━━━━━ Input material ━━━━━

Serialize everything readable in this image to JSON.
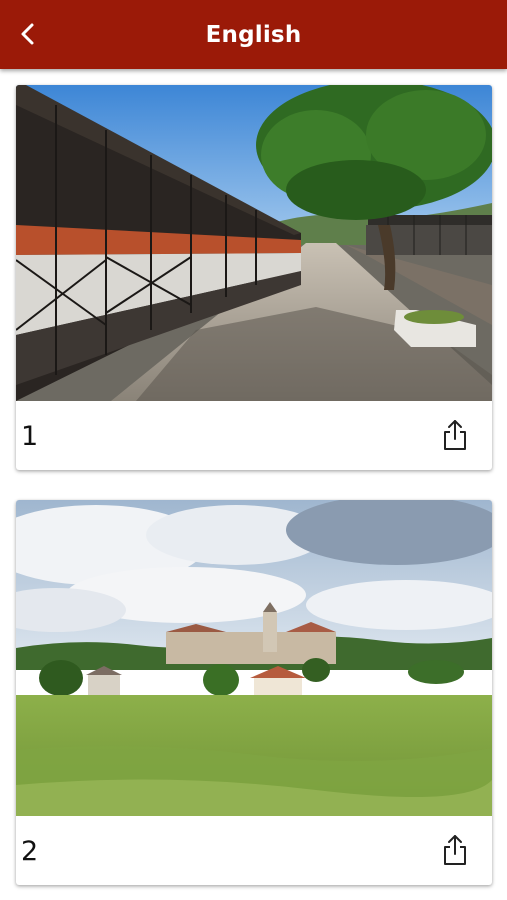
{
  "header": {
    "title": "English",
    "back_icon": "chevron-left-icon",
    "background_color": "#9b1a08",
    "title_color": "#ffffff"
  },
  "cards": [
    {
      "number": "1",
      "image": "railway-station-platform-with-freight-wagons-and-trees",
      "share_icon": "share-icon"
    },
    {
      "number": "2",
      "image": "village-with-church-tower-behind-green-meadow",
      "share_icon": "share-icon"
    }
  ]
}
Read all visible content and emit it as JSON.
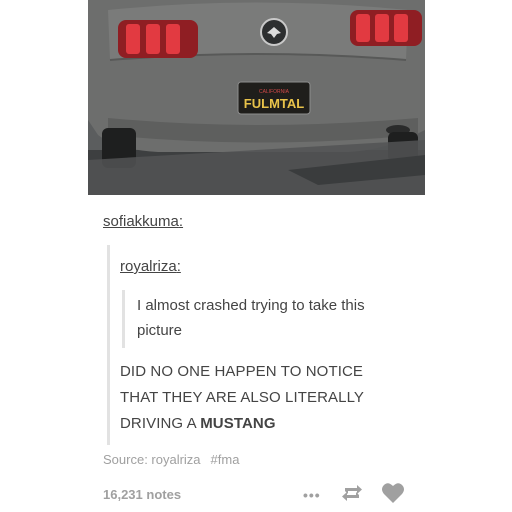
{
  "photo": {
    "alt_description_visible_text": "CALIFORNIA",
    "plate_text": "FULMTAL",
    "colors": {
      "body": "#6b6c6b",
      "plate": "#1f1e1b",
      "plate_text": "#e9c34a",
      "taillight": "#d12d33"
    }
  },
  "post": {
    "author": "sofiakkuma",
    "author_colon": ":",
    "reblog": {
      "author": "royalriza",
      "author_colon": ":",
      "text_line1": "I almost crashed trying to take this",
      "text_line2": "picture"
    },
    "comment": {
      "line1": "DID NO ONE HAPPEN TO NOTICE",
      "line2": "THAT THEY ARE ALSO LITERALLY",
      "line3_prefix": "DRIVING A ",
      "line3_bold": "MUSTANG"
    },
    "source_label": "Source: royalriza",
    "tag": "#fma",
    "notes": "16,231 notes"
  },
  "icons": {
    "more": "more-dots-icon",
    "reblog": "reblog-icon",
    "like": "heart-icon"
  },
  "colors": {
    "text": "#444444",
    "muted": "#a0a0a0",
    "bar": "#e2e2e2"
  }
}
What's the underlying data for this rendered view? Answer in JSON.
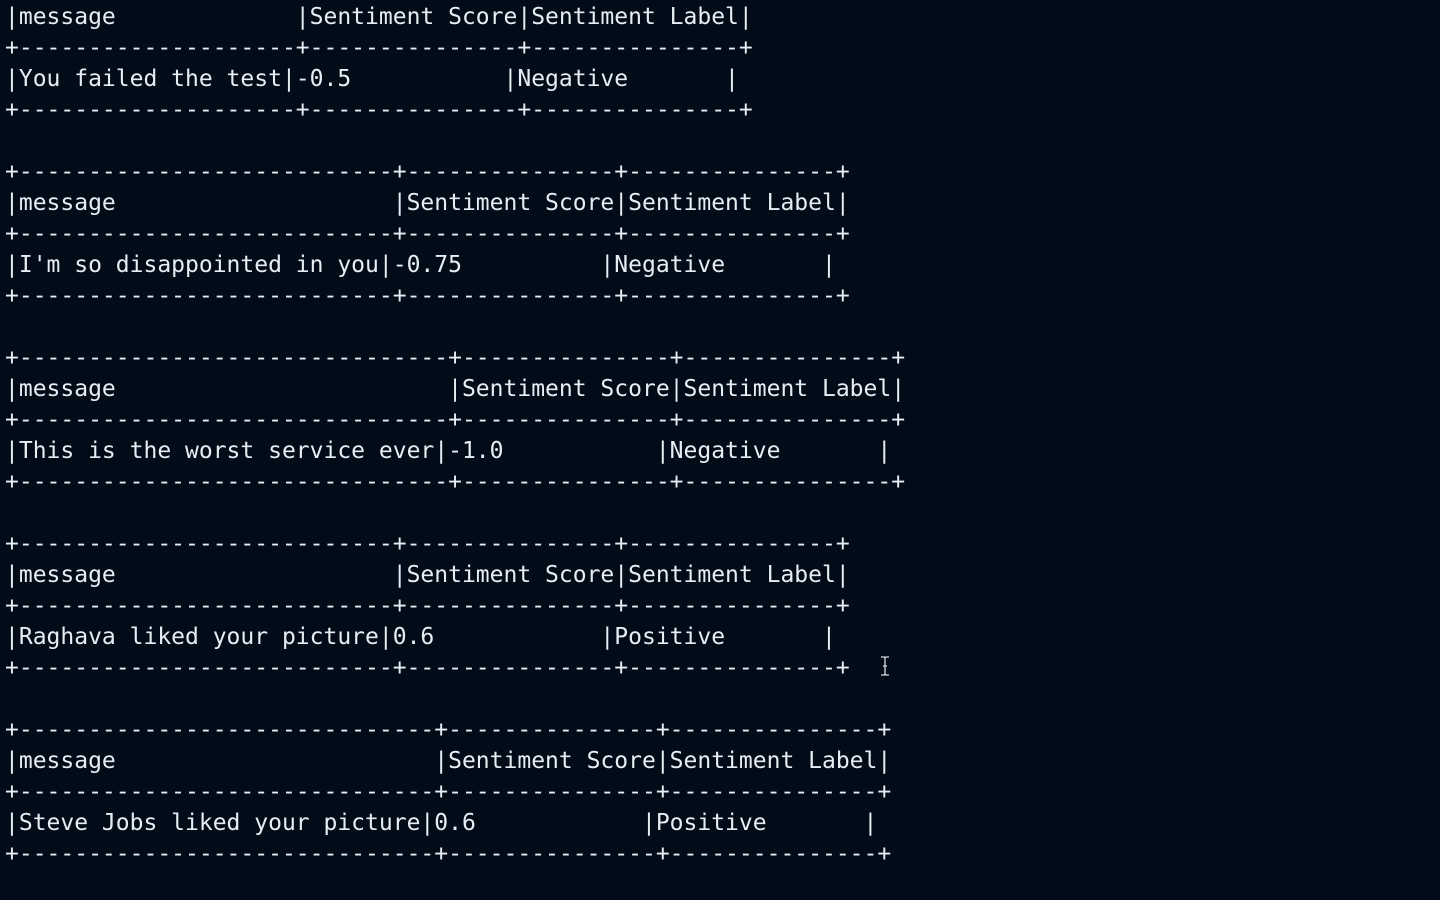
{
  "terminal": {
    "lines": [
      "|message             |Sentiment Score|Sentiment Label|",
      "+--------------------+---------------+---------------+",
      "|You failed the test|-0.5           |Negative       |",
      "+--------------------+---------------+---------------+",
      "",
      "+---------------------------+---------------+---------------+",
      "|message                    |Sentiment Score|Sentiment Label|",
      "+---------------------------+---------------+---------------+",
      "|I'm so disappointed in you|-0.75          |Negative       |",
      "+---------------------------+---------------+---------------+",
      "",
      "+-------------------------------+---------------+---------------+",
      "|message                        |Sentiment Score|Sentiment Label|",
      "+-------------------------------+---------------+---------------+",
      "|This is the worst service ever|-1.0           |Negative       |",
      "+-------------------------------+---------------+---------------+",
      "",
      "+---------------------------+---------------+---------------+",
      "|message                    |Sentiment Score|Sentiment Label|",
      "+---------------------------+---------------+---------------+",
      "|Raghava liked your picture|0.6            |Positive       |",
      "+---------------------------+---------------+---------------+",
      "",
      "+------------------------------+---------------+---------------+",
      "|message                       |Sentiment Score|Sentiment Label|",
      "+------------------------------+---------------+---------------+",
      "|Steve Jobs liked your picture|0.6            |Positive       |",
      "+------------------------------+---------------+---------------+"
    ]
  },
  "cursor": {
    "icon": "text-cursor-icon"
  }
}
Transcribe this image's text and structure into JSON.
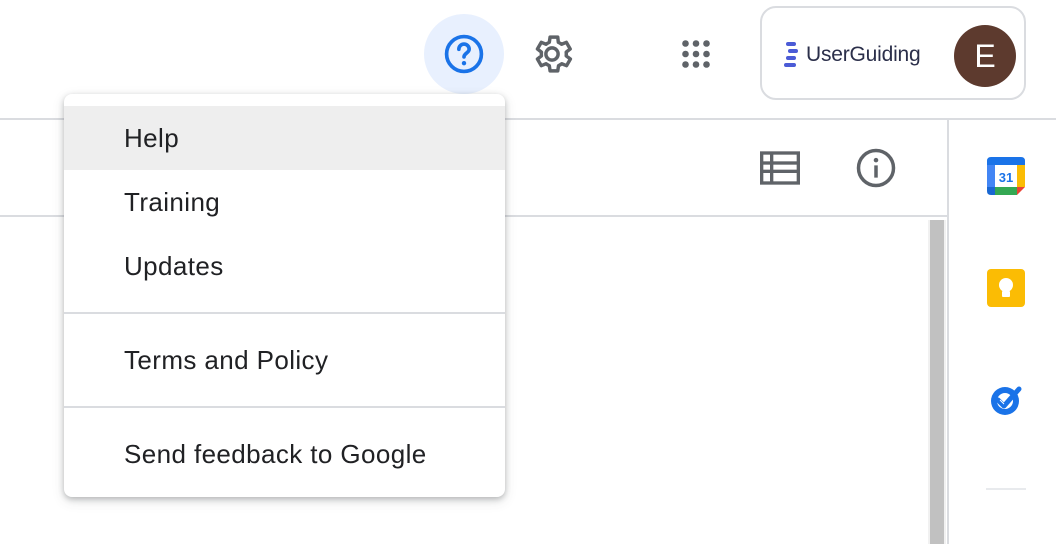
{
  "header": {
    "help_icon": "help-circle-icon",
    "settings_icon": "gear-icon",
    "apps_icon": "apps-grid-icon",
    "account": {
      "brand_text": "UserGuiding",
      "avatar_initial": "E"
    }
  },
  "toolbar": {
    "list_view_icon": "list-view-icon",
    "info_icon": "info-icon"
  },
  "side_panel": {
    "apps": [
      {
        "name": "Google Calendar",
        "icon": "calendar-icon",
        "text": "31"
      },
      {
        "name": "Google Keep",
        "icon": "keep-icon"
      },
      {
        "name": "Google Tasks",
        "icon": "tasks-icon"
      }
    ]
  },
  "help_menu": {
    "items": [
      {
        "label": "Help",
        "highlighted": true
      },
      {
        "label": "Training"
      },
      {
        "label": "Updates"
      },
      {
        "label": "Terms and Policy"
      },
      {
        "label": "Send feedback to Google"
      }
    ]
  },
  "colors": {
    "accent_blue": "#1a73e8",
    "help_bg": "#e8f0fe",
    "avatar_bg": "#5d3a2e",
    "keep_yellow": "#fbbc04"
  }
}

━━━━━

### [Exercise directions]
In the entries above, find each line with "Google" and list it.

### [Exercise response]
        "name": "Google Calendar",
        "name": "Google Keep",
        "name": "Google Tasks",
        "label": "Send feedback to Google"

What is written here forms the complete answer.